* Exercise brief
In the data, extract each line that holds the string "time".
*** Opening Supplied material ***
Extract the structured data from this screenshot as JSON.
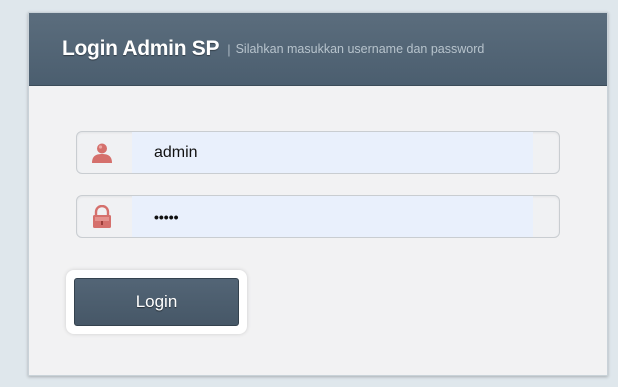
{
  "header": {
    "title": "Login Admin SP",
    "separator": "|",
    "subtitle": "Silahkan masukkan username dan password"
  },
  "form": {
    "username": {
      "icon": "user-icon",
      "value": "admin"
    },
    "password": {
      "icon": "lock-icon",
      "value": "•••••"
    },
    "submit_label": "Login"
  },
  "colors": {
    "header_bg": "#4f6273",
    "button_bg": "#4b5c6c",
    "icon_accent": "#d97a76",
    "input_fill": "#e9f0fc"
  }
}
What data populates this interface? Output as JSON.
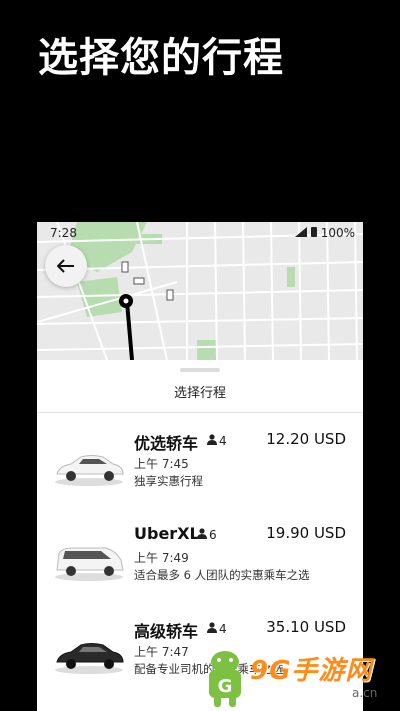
{
  "headline": "选择您的行程",
  "status": {
    "time": "7:28",
    "battery": "100%"
  },
  "sheet": {
    "title": "选择行程"
  },
  "rides": [
    {
      "name": "优选轿车",
      "capacity": "4",
      "price": "12.20 USD",
      "time": "上午 7:45",
      "desc": "独享实惠行程",
      "car_color": "white-sedan"
    },
    {
      "name": "UberXL",
      "capacity": "6",
      "price": "19.90 USD",
      "time": "上午 7:49",
      "desc": "适合最多 6 人团队的实惠乘车之选",
      "car_color": "white-van"
    },
    {
      "name": "高级轿车",
      "capacity": "4",
      "price": "35.10 USD",
      "time": "上午 7:47",
      "desc": "配备专业司机的豪华乘车之选",
      "car_color": "black-sedan"
    }
  ],
  "watermark": {
    "text": "9G手游网",
    "domain": "a.cn"
  },
  "colors": {
    "background": "#000000",
    "map": "#e9e9e9",
    "park": "#a8d5a2",
    "accent_orange": "#ff8c1a"
  }
}
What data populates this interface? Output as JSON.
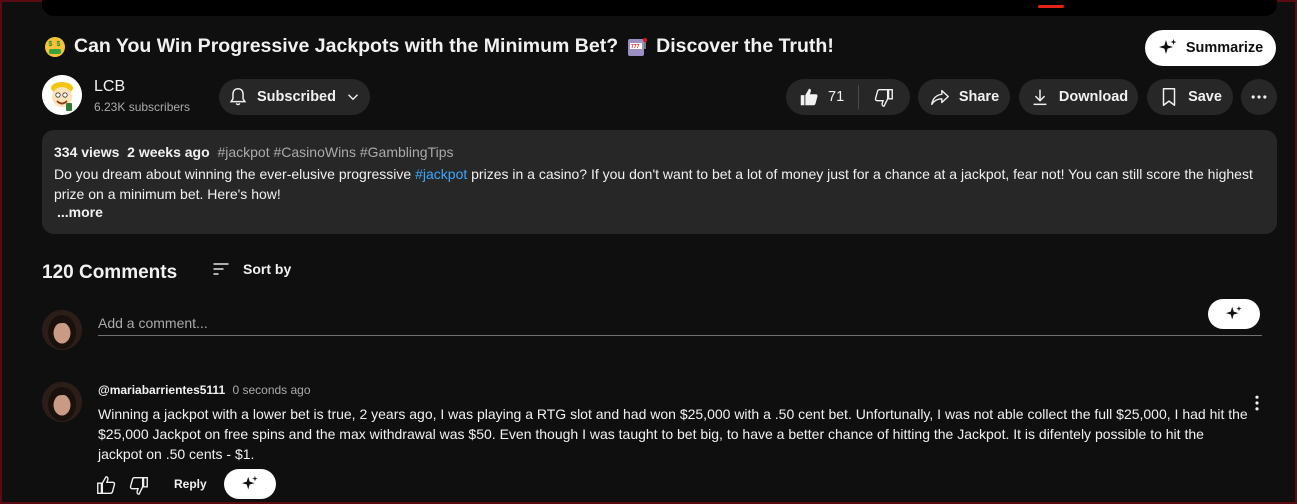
{
  "video": {
    "title": "Can You Win Progressive Jackpots with the Minimum Bet?",
    "title_suffix": "Discover the Truth!"
  },
  "summarize_label": "Summarize",
  "channel": {
    "name": "LCB",
    "subscribers": "6.23K subscribers"
  },
  "subscribe": {
    "label": "Subscribed"
  },
  "actions": {
    "like_count": "71",
    "share_label": "Share",
    "download_label": "Download",
    "save_label": "Save"
  },
  "description": {
    "views": "334 views",
    "age": "2 weeks ago",
    "tags": "#jackpot #CasinoWins #GamblingTips",
    "text_before": "Do you dream about winning the ever-elusive progressive",
    "link": "#jackpot",
    "text_after": "prizes in a casino? If you don't want to bet a lot of money just for a chance at a jackpot, fear not! You can still score the highest prize on a minimum bet. Here's how!",
    "more_label": "...more"
  },
  "comments": {
    "count_label": "120 Comments",
    "sort_label": "Sort by",
    "add_placeholder": "Add a comment...",
    "items": [
      {
        "handle": "@mariabarrientes5111",
        "time": "0 seconds ago",
        "text": "Winning a jackpot with a lower bet is true, 2 years ago, I was playing a RTG slot and had won $25,000 with a .50 cent bet. Unfortunally, I was not able collect the full $25,000, I  had hit the $25,000 Jackpot on free spins and the max withdrawal was $50. Even though I was taught to bet big, to have a better chance of hitting the Jackpot. It is difentely possible to hit the jackpot on .50 cents - $1.",
        "reply_label": "Reply"
      }
    ]
  },
  "colors": {
    "accent_red": "#e62117",
    "link_blue": "#3ea6ff",
    "pill_bg": "#272727",
    "bg": "#0f0f0f"
  }
}
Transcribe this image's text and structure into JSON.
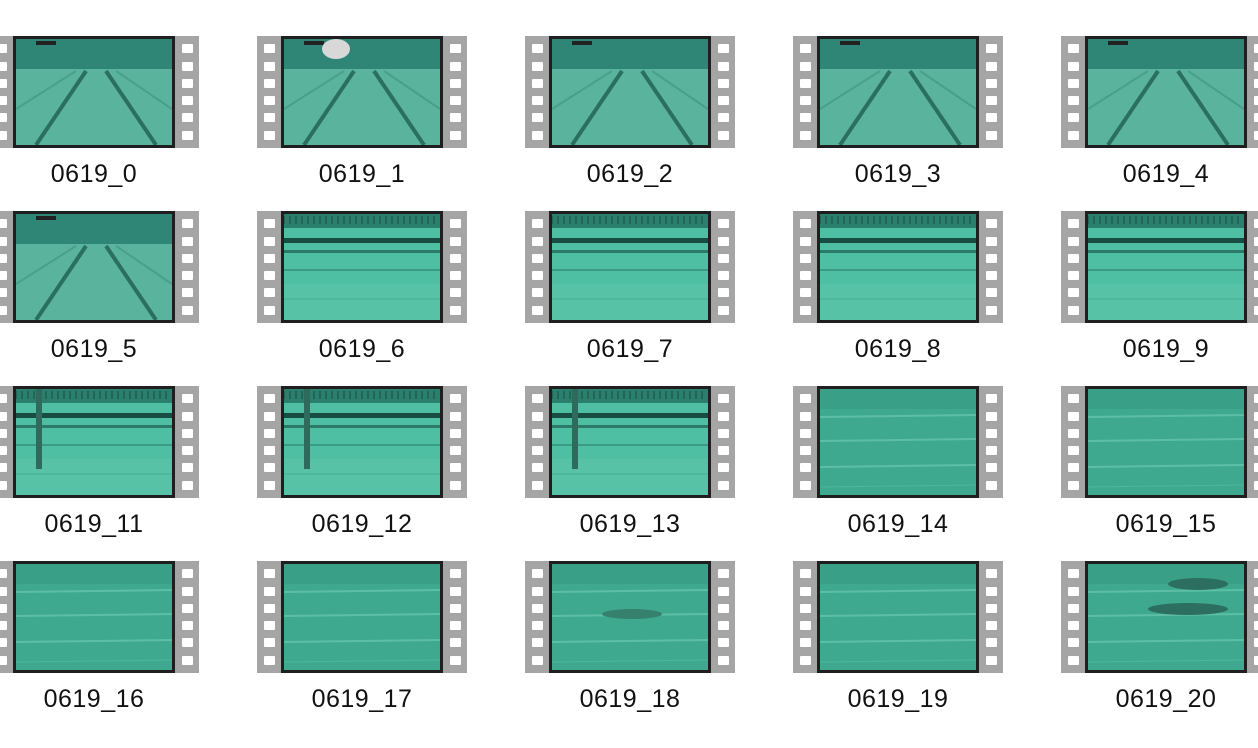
{
  "files": [
    {
      "name": "0619_0",
      "scene": "lane-perspective"
    },
    {
      "name": "0619_1",
      "scene": "lane-perspective"
    },
    {
      "name": "0619_2",
      "scene": "lane-perspective"
    },
    {
      "name": "0619_3",
      "scene": "lane-perspective"
    },
    {
      "name": "0619_4",
      "scene": "lane-perspective"
    },
    {
      "name": "0619_5",
      "scene": "lane-perspective"
    },
    {
      "name": "0619_6",
      "scene": "pool-wall"
    },
    {
      "name": "0619_7",
      "scene": "pool-wall"
    },
    {
      "name": "0619_8",
      "scene": "pool-wall"
    },
    {
      "name": "0619_9",
      "scene": "pool-wall"
    },
    {
      "name": "0619_11",
      "scene": "pool-wall"
    },
    {
      "name": "0619_12",
      "scene": "pool-wall"
    },
    {
      "name": "0619_13",
      "scene": "pool-wall"
    },
    {
      "name": "0619_14",
      "scene": "pool-floor"
    },
    {
      "name": "0619_15",
      "scene": "pool-floor"
    },
    {
      "name": "0619_16",
      "scene": "pool-floor"
    },
    {
      "name": "0619_17",
      "scene": "pool-floor"
    },
    {
      "name": "0619_18",
      "scene": "pool-floor"
    },
    {
      "name": "0619_19",
      "scene": "pool-floor"
    },
    {
      "name": "0619_20",
      "scene": "pool-floor"
    }
  ],
  "colors": {
    "film_strip": "#a5a5a5",
    "frame_border": "#1f1f1f",
    "water_light": "#4fbfa3",
    "water_dark": "#2f8f7a",
    "label_text": "#111111"
  }
}
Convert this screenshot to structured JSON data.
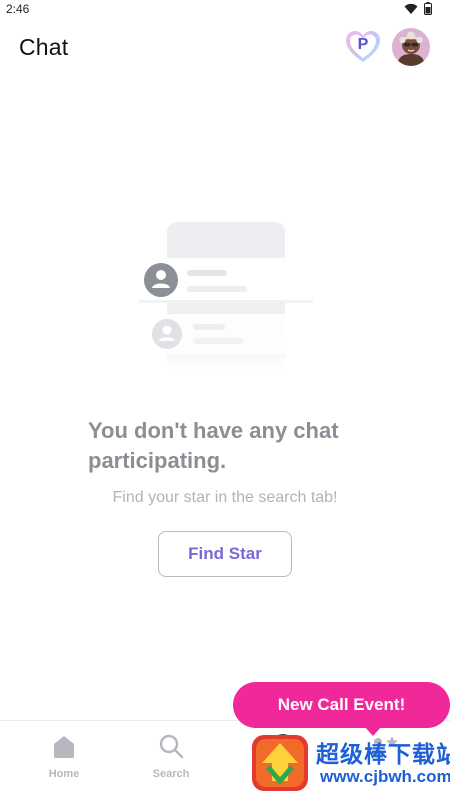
{
  "status_bar": {
    "time": "2:46",
    "icons": [
      "wifi-icon",
      "battery-icon"
    ]
  },
  "header": {
    "title": "Chat",
    "premium_badge_letter": "P"
  },
  "empty_state": {
    "title": "You don't have any chat participating.",
    "subtitle": "Find your star in the search tab!",
    "button_label": "Find Star"
  },
  "call_event": {
    "label": "New Call Event!"
  },
  "bottom_nav": {
    "items": [
      {
        "label": "Home",
        "icon": "home-icon"
      },
      {
        "label": "Search",
        "icon": "search-icon"
      },
      {
        "label": "",
        "icon": "chat-avatar-icon"
      },
      {
        "label": "",
        "icon": "star-icon"
      }
    ]
  },
  "watermark": {
    "text": "超级棒下载站",
    "url": "www.cjbwh.com"
  },
  "colors": {
    "accent": "#7b68d8",
    "pill": "#f0289a",
    "empty_text": "#8a8e95",
    "muted_text": "#b0b3b9",
    "nav_inactive": "#b5b8be"
  }
}
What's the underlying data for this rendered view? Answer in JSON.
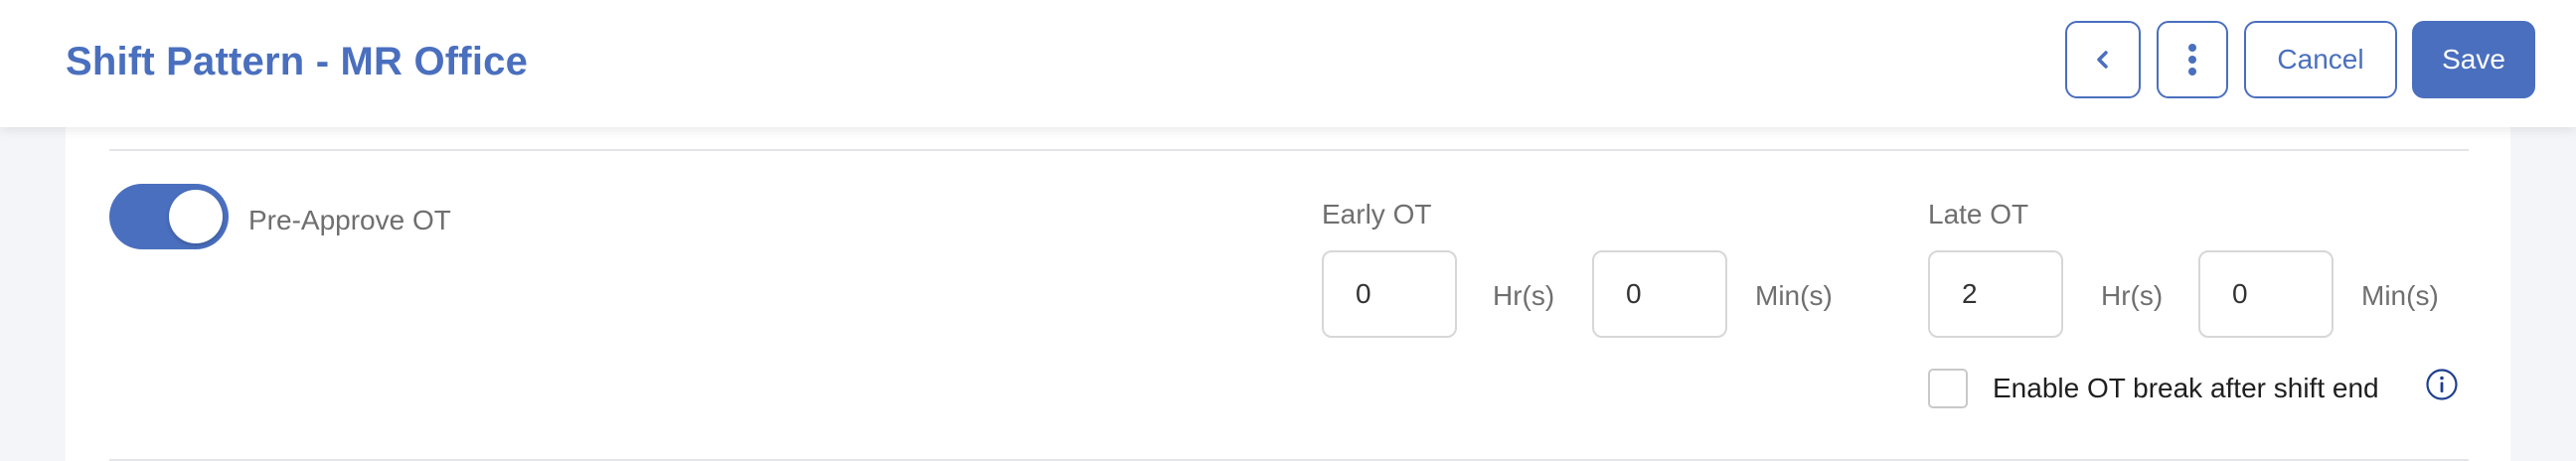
{
  "header": {
    "title": "Shift Pattern - MR Office",
    "back_icon": "chevron-left-icon",
    "more_icon": "kebab-menu-icon",
    "cancel_label": "Cancel",
    "save_label": "Save"
  },
  "colors": {
    "accent": "#4a6fbe",
    "background": "#f4f5f9",
    "muted_text": "#6f6f6f",
    "border": "#d7d7d7"
  },
  "pre_approve": {
    "label": "Pre-Approve OT",
    "enabled": true
  },
  "early_ot": {
    "label": "Early OT",
    "hours_value": "0",
    "hours_unit": "Hr(s)",
    "minutes_value": "0",
    "minutes_unit": "Min(s)"
  },
  "late_ot": {
    "label": "Late OT",
    "hours_value": "2",
    "hours_unit": "Hr(s)",
    "minutes_value": "0",
    "minutes_unit": "Min(s)",
    "break_checkbox": {
      "label": "Enable OT break after shift end",
      "checked": false,
      "info_icon": "info-icon"
    }
  }
}
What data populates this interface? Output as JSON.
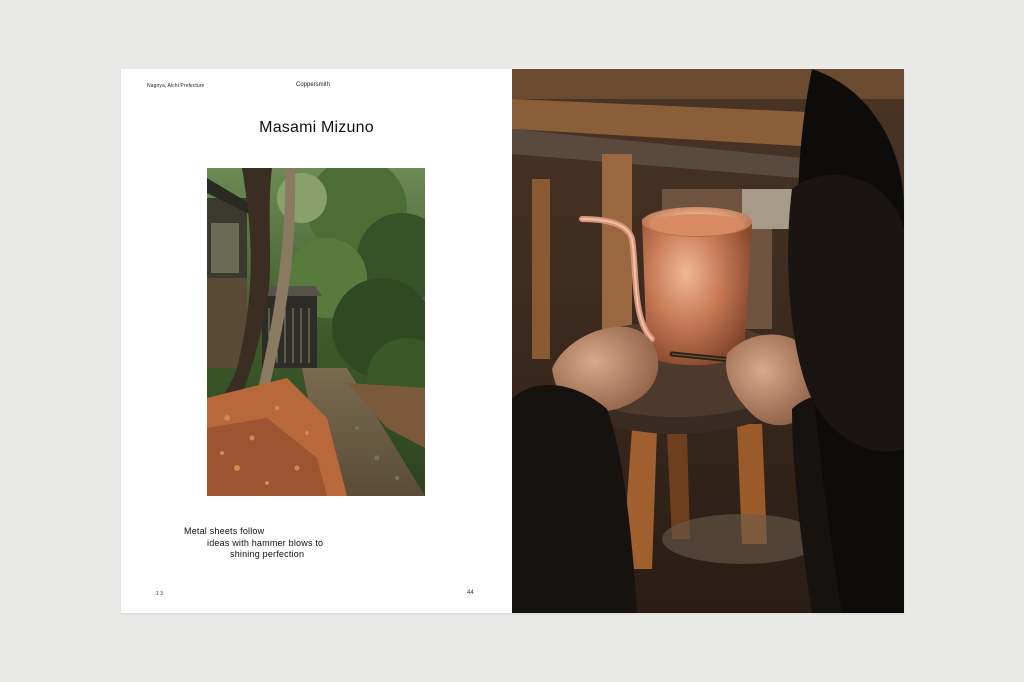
{
  "left_page": {
    "running_location": "Nagoya, Aichi Prefecture",
    "running_section": "Coppersmith",
    "title": "Masami Mizuno",
    "pullquote": {
      "line_1": "Metal sheets follow",
      "line_2": "ideas with hammer blows to",
      "line_3": "shining perfection"
    },
    "folio_left": "1  3",
    "page_number": "44"
  },
  "colors": {
    "background": "#e9e9e7",
    "page": "#ffffff",
    "copper": "#c77a55",
    "foliage": "#3f5a2c",
    "leaves": "#b8683b"
  },
  "images": {
    "left": "garden-path-photo",
    "right": "coppersmith-hands-photo"
  }
}
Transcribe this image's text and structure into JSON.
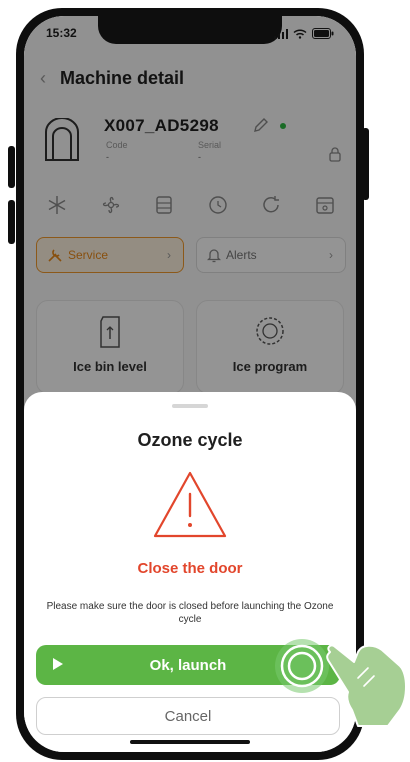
{
  "status_bar": {
    "time": "15:32"
  },
  "header": {
    "title": "Machine detail"
  },
  "machine": {
    "code": "X007_AD5298",
    "code_label": "Code",
    "serial_label": "Serial",
    "code_value": "-",
    "serial_value": "-",
    "status_color": "#2db843"
  },
  "chips": {
    "service_label": "Service",
    "alerts_label": "Alerts"
  },
  "cards": [
    {
      "label": "Ice bin level",
      "icon": "ice-bin-icon"
    },
    {
      "label": "Ice program",
      "icon": "ice-program-icon"
    }
  ],
  "modal": {
    "title": "Ozone cycle",
    "subtitle": "Close the door",
    "message": "Please make sure the door is closed before launching the Ozone cycle",
    "launch_label": "Ok, launch",
    "cancel_label": "Cancel"
  },
  "colors": {
    "accent_green": "#5cb545",
    "warning_red": "#e2462c",
    "service_orange": "#ea8a1a"
  }
}
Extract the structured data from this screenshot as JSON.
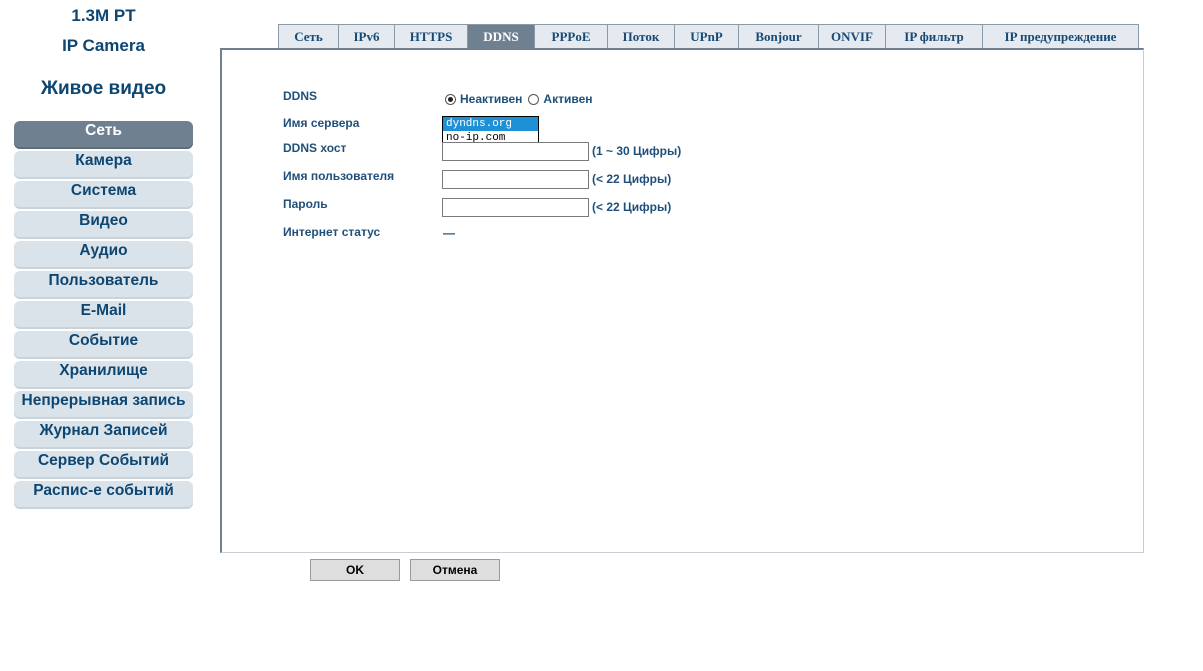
{
  "brand": {
    "model": "1.3M PT",
    "product": "IP Camera"
  },
  "live_video": "Живое видео",
  "sidebar": {
    "active_index": 0,
    "items": [
      {
        "label": "Сеть"
      },
      {
        "label": "Камера"
      },
      {
        "label": "Система"
      },
      {
        "label": "Видео"
      },
      {
        "label": "Аудио"
      },
      {
        "label": "Пользователь"
      },
      {
        "label": "E-Mail"
      },
      {
        "label": "Событие"
      },
      {
        "label": "Хранилище"
      },
      {
        "label": "Непрерывная запись"
      },
      {
        "label": "Журнал Записей"
      },
      {
        "label": "Сервер Событий"
      },
      {
        "label": "Распис-е событий"
      }
    ]
  },
  "tabs": {
    "active": "DDNS",
    "items": [
      {
        "label": "Сеть"
      },
      {
        "label": "IPv6"
      },
      {
        "label": "HTTPS"
      },
      {
        "label": "DDNS"
      },
      {
        "label": "PPPoE"
      },
      {
        "label": "Поток"
      },
      {
        "label": "UPnP"
      },
      {
        "label": "Bonjour"
      },
      {
        "label": "ONVIF"
      },
      {
        "label": "IP фильтр"
      },
      {
        "label": "IP предупреждение"
      }
    ]
  },
  "form": {
    "ddns": {
      "label": "DDNS",
      "options": [
        "Неактивен",
        "Активен"
      ],
      "selected": "Неактивен"
    },
    "server_name": {
      "label": "Имя сервера",
      "options": [
        "dyndns.org",
        "no-ip.com"
      ],
      "selected": "dyndns.org"
    },
    "ddns_host": {
      "label": "DDNS хост",
      "value": "",
      "hint": "(1 ~ 30 Цифры)"
    },
    "username": {
      "label": "Имя пользователя",
      "value": "",
      "hint": "(< 22 Цифры)"
    },
    "password": {
      "label": "Пароль",
      "value": "",
      "hint": "(< 22 Цифры)"
    },
    "internet_status": {
      "label": "Интернет статус",
      "value": "—"
    }
  },
  "buttons": {
    "ok": "OK",
    "cancel": "Отмена"
  },
  "colors": {
    "accent": "#6f8191",
    "text": "#1f4f7a",
    "nav_bg": "#dbe3ea",
    "highlight": "#1e90d6"
  }
}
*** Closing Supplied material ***
* Task result
    "time": "7:28",
      "time": "上午 7:45",
      "time": "上午 7:49",
      "time": "上午 7:47",
        "time": "0 seconds ago",
    "time": "2:46",
    "time": "15:32"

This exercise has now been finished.